§ **What the task requires**:
Lines in the entries below where the word "JSON" shows up should each be copied.

------------------------------

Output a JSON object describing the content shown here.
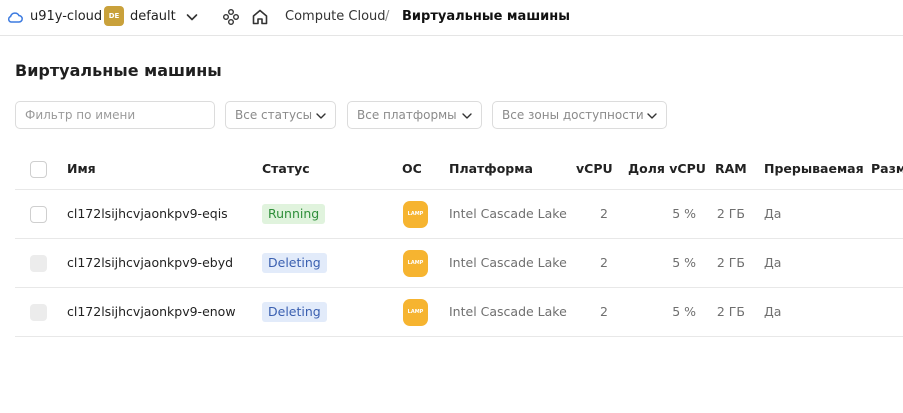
{
  "header": {
    "cloud_icon": "cloud-icon",
    "cloud_name": "u91y-cloud",
    "folder_badge": "DE",
    "folder_name": "default",
    "breadcrumb_service": "Compute Cloud",
    "breadcrumb_separator": "/",
    "breadcrumb_current": "Виртуальные машины",
    "accent_color": "#c9a13b"
  },
  "page": {
    "title": "Виртуальные машины"
  },
  "filters": {
    "name_placeholder": "Фильтр по имени",
    "name_value": "",
    "status": "Все статусы",
    "platform": "Все платформы",
    "zone": "Все зоны доступности"
  },
  "table": {
    "columns": {
      "name": "Имя",
      "status": "Статус",
      "os": "ОС",
      "platform": "Платформа",
      "vcpu": "vCPU",
      "vcpu_share": "Доля vCPU",
      "ram": "RAM",
      "preemptible": "Прерываемая",
      "size": "Разме"
    },
    "rows": [
      {
        "name": "cl172lsijhcvjaonkpv9-eqis",
        "status": "Running",
        "os_label": "LAMP",
        "platform": "Intel Cascade Lake",
        "vcpu": "2",
        "vcpu_share": "5 %",
        "ram": "2 ГБ",
        "preemptible": "Да"
      },
      {
        "name": "cl172lsijhcvjaonkpv9-ebyd",
        "status": "Deleting",
        "os_label": "LAMP",
        "platform": "Intel Cascade Lake",
        "vcpu": "2",
        "vcpu_share": "5 %",
        "ram": "2 ГБ",
        "preemptible": "Да"
      },
      {
        "name": "cl172lsijhcvjaonkpv9-enow",
        "status": "Deleting",
        "os_label": "LAMP",
        "platform": "Intel Cascade Lake",
        "vcpu": "2",
        "vcpu_share": "5 %",
        "ram": "2 ГБ",
        "preemptible": "Да"
      }
    ]
  },
  "colors": {
    "running_bg": "#e0f3dd",
    "running_text": "#2f8f3a",
    "deleting_bg": "#e2ebfa",
    "deleting_text": "#3a5fb0",
    "os_icon": "#f6b430"
  }
}
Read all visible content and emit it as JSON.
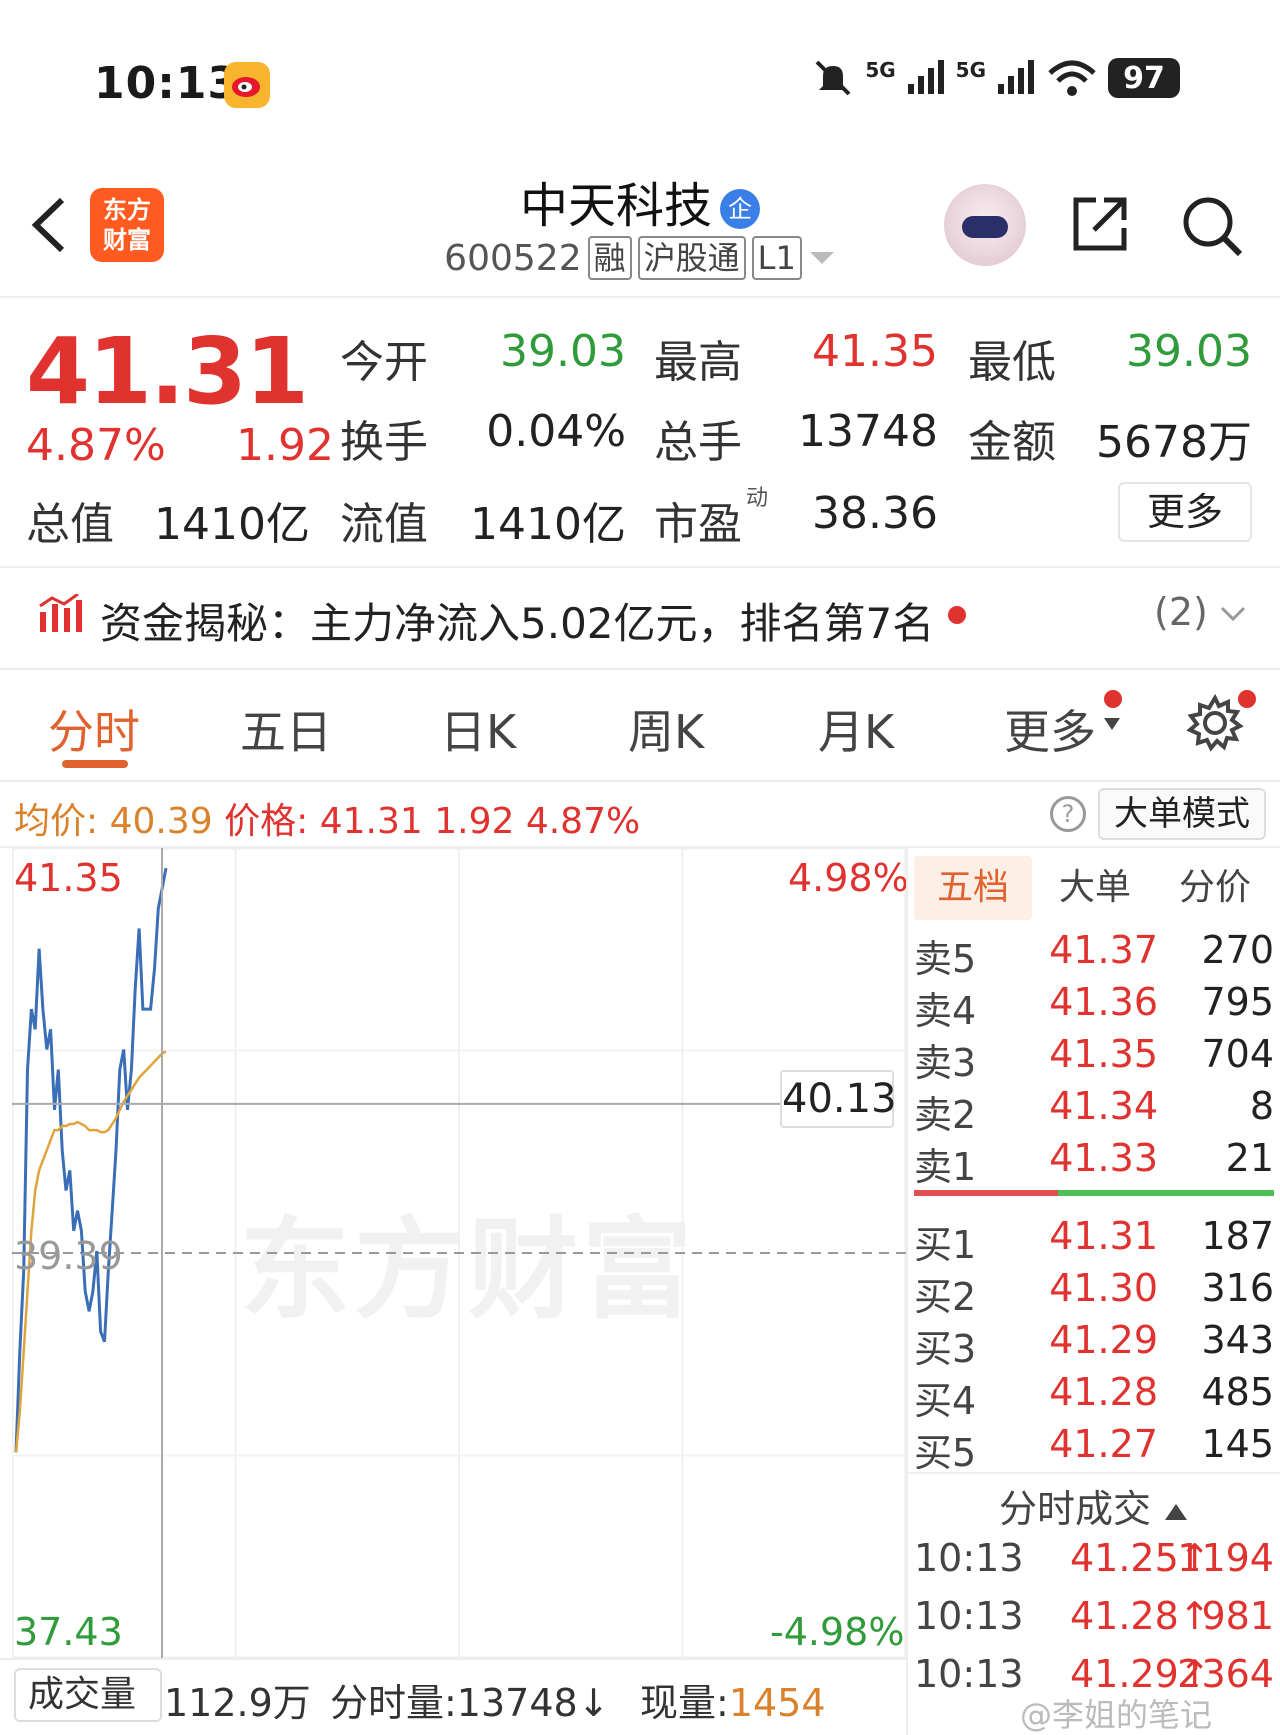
{
  "status_bar": {
    "time": "10:13",
    "signal_1": "5G",
    "signal_2": "5G",
    "battery": "97",
    "icons": [
      "weibo-icon",
      "mute-icon",
      "signal-icon",
      "wifi-icon",
      "battery-icon"
    ]
  },
  "nav": {
    "app_logo_line1": "东方",
    "app_logo_line2": "财富",
    "stock_name": "中天科技",
    "verified_badge": "企",
    "stock_code": "600522",
    "tags": [
      "融",
      "沪股通",
      "L1"
    ]
  },
  "quote": {
    "last_price": "41.31",
    "pct_change": "4.87%",
    "abs_change": "1.92",
    "fields": [
      {
        "label": "今开",
        "value": "39.03",
        "color": "green"
      },
      {
        "label": "最高",
        "value": "41.35",
        "color": "red"
      },
      {
        "label": "最低",
        "value": "39.03",
        "color": "green"
      },
      {
        "label": "换手",
        "value": "0.04%",
        "color": "default"
      },
      {
        "label": "总手",
        "value": "13748",
        "color": "default"
      },
      {
        "label": "金额",
        "value": "5678万",
        "color": "default"
      },
      {
        "label": "总值",
        "value": "1410亿",
        "color": "default"
      },
      {
        "label": "流值",
        "value": "1410亿",
        "color": "default"
      },
      {
        "label": "市盈",
        "value": "38.36",
        "color": "default"
      }
    ],
    "pe_superscript": "动",
    "more_button": "更多"
  },
  "capital_flow": {
    "text": "资金揭秘：主力净流入5.02亿元，排名第7名",
    "count": "(2)"
  },
  "tabs": [
    "分时",
    "五日",
    "日K",
    "周K",
    "月K",
    "更多"
  ],
  "summary": {
    "avg_label": "均价:",
    "avg_value": "40.39",
    "price_label": "价格:",
    "price_value": "41.31",
    "change": "1.92",
    "pct": "4.87%",
    "mode_button": "大单模式",
    "help": "?"
  },
  "chart_data": {
    "type": "line",
    "y_top": "41.35",
    "y_mid": "39.39",
    "y_bottom": "37.43",
    "pct_top": "4.98%",
    "pct_bottom": "-4.98%",
    "crosshair_price": "40.13",
    "ylim": [
      37.43,
      41.35
    ],
    "prev_close": 39.39,
    "watermark": "东方财富",
    "series": [
      {
        "values": [
          38.4,
          38.9,
          39.3,
          40.3,
          40.6,
          40.5,
          40.9,
          40.6,
          40.4,
          40.5,
          40.1,
          40.3,
          39.9,
          39.7,
          39.8,
          39.5,
          39.6,
          39.5,
          39.2,
          39.1,
          39.2,
          39.4,
          39.0,
          38.95,
          39.3,
          39.6,
          39.9,
          40.3,
          40.4,
          40.1,
          40.3,
          40.7,
          41.0,
          40.6,
          40.6,
          40.6,
          40.8,
          41.1,
          41.2,
          41.3
        ]
      },
      {
        "values": [
          38.4,
          38.6,
          38.9,
          39.2,
          39.5,
          39.7,
          39.8,
          39.85,
          39.9,
          39.95,
          40.0,
          40.0,
          40.02,
          40.02,
          40.03,
          40.03,
          40.04,
          40.03,
          40.02,
          40.0,
          40.0,
          40.0,
          39.99,
          39.99,
          40.0,
          40.03,
          40.06,
          40.1,
          40.14,
          40.17,
          40.2,
          40.23,
          40.26,
          40.28,
          40.3,
          40.32,
          40.34,
          40.36,
          40.38,
          40.39
        ]
      }
    ],
    "colors": {
      "price_line": "#3a6fb8",
      "avg_line": "#e0a43c"
    }
  },
  "order_book": {
    "tabs": [
      "五档",
      "大单",
      "分价"
    ],
    "asks": [
      {
        "label": "卖5",
        "price": "41.37",
        "volume": "270"
      },
      {
        "label": "卖4",
        "price": "41.36",
        "volume": "795"
      },
      {
        "label": "卖3",
        "price": "41.35",
        "volume": "704"
      },
      {
        "label": "卖2",
        "price": "41.34",
        "volume": "8"
      },
      {
        "label": "卖1",
        "price": "41.33",
        "volume": "21"
      }
    ],
    "bids": [
      {
        "label": "买1",
        "price": "41.31",
        "volume": "187"
      },
      {
        "label": "买2",
        "price": "41.30",
        "volume": "316"
      },
      {
        "label": "买3",
        "price": "41.29",
        "volume": "343"
      },
      {
        "label": "买4",
        "price": "41.28",
        "volume": "485"
      },
      {
        "label": "买5",
        "price": "41.27",
        "volume": "145"
      }
    ],
    "ticks_header": "分时成交",
    "ticks": [
      {
        "time": "10:13",
        "price": "41.25",
        "volume": "1194"
      },
      {
        "time": "10:13",
        "price": "41.28",
        "volume": "981"
      },
      {
        "time": "10:13",
        "price": "41.29",
        "volume": "2364"
      }
    ]
  },
  "volume_bar": {
    "selector": "成交量",
    "total": "112.9万",
    "minute_label": "分时量:13748↓",
    "current_label": "现量:",
    "current_value": "1454"
  },
  "watermark_corner": "@李姐的笔记"
}
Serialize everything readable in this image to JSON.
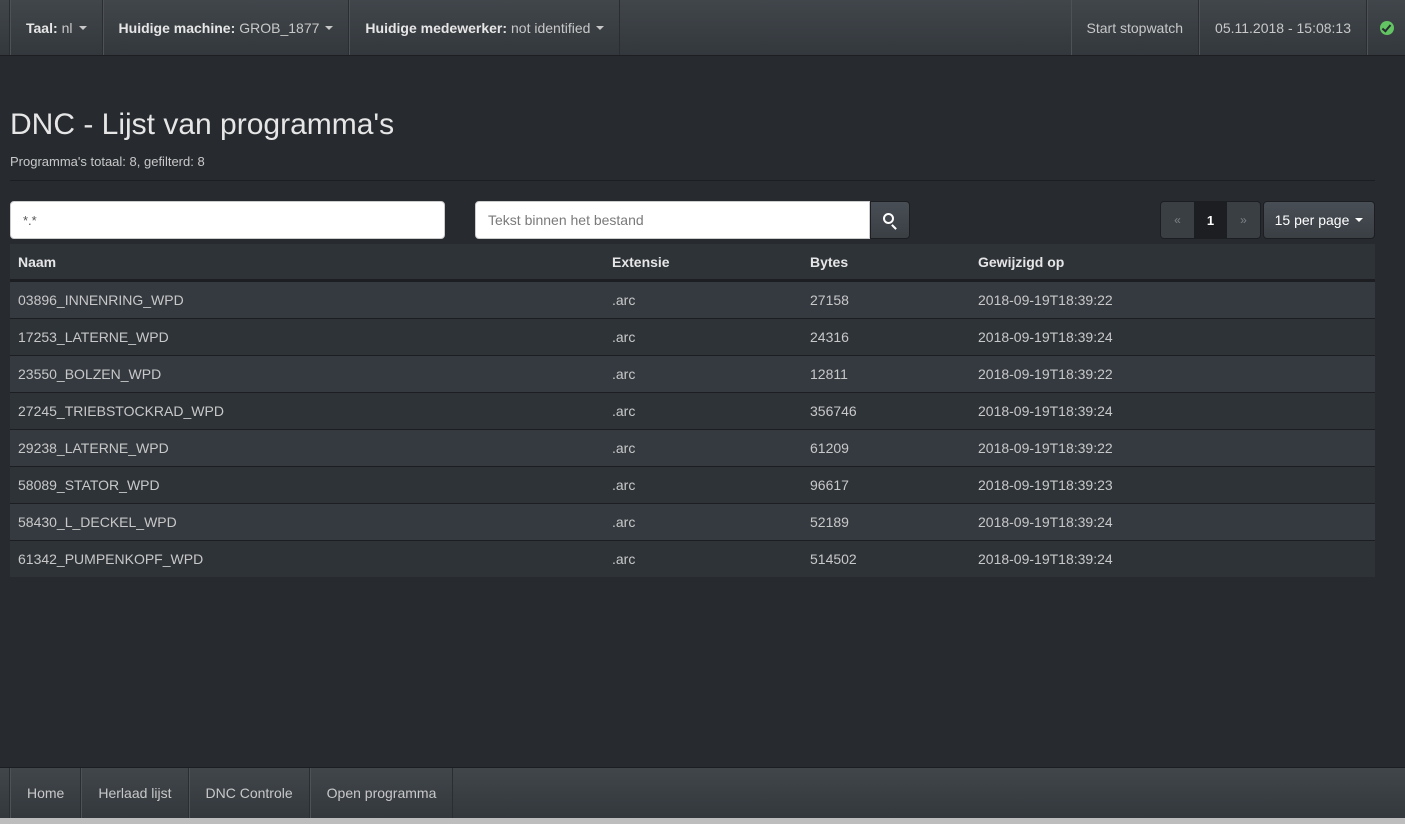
{
  "topbar": {
    "language": {
      "label": "Taal:",
      "value": "nl"
    },
    "machine": {
      "label": "Huidige machine:",
      "value": "GROB_1877"
    },
    "employee": {
      "label": "Huidige medewerker:",
      "value": "not identified"
    },
    "stopwatch": "Start stopwatch",
    "datetime": "05.11.2018 - 15:08:13",
    "status_icon": "check-circle-icon",
    "status_color": "#62c462"
  },
  "header": {
    "title": "DNC - Lijst van programma's",
    "subtitle": "Programma's totaal: 8, gefilterd: 8"
  },
  "filters": {
    "name_filter_value": "*.*",
    "text_search_placeholder": "Tekst binnen het bestand",
    "search_icon": "search-icon"
  },
  "pagination": {
    "prev": "«",
    "current": "1",
    "next": "»",
    "per_page": "15 per page"
  },
  "table": {
    "columns": [
      "Naam",
      "Extensie",
      "Bytes",
      "Gewijzigd op"
    ],
    "rows": [
      [
        "03896_INNENRING_WPD",
        ".arc",
        "27158",
        "2018-09-19T18:39:22"
      ],
      [
        "17253_LATERNE_WPD",
        ".arc",
        "24316",
        "2018-09-19T18:39:24"
      ],
      [
        "23550_BOLZEN_WPD",
        ".arc",
        "12811",
        "2018-09-19T18:39:22"
      ],
      [
        "27245_TRIEBSTOCKRAD_WPD",
        ".arc",
        "356746",
        "2018-09-19T18:39:24"
      ],
      [
        "29238_LATERNE_WPD",
        ".arc",
        "61209",
        "2018-09-19T18:39:22"
      ],
      [
        "58089_STATOR_WPD",
        ".arc",
        "96617",
        "2018-09-19T18:39:23"
      ],
      [
        "58430_L_DECKEL_WPD",
        ".arc",
        "52189",
        "2018-09-19T18:39:24"
      ],
      [
        "61342_PUMPENKOPF_WPD",
        ".arc",
        "514502",
        "2018-09-19T18:39:24"
      ]
    ]
  },
  "bottombar": {
    "items": [
      "Home",
      "Herlaad lijst",
      "DNC Controle",
      "Open programma"
    ]
  }
}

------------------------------

§ **Result of this exercise**:
Output a JSON object describing the content shown here.
Read all visible content and emit it as JSON.
Serialize everything readable in this image to JSON.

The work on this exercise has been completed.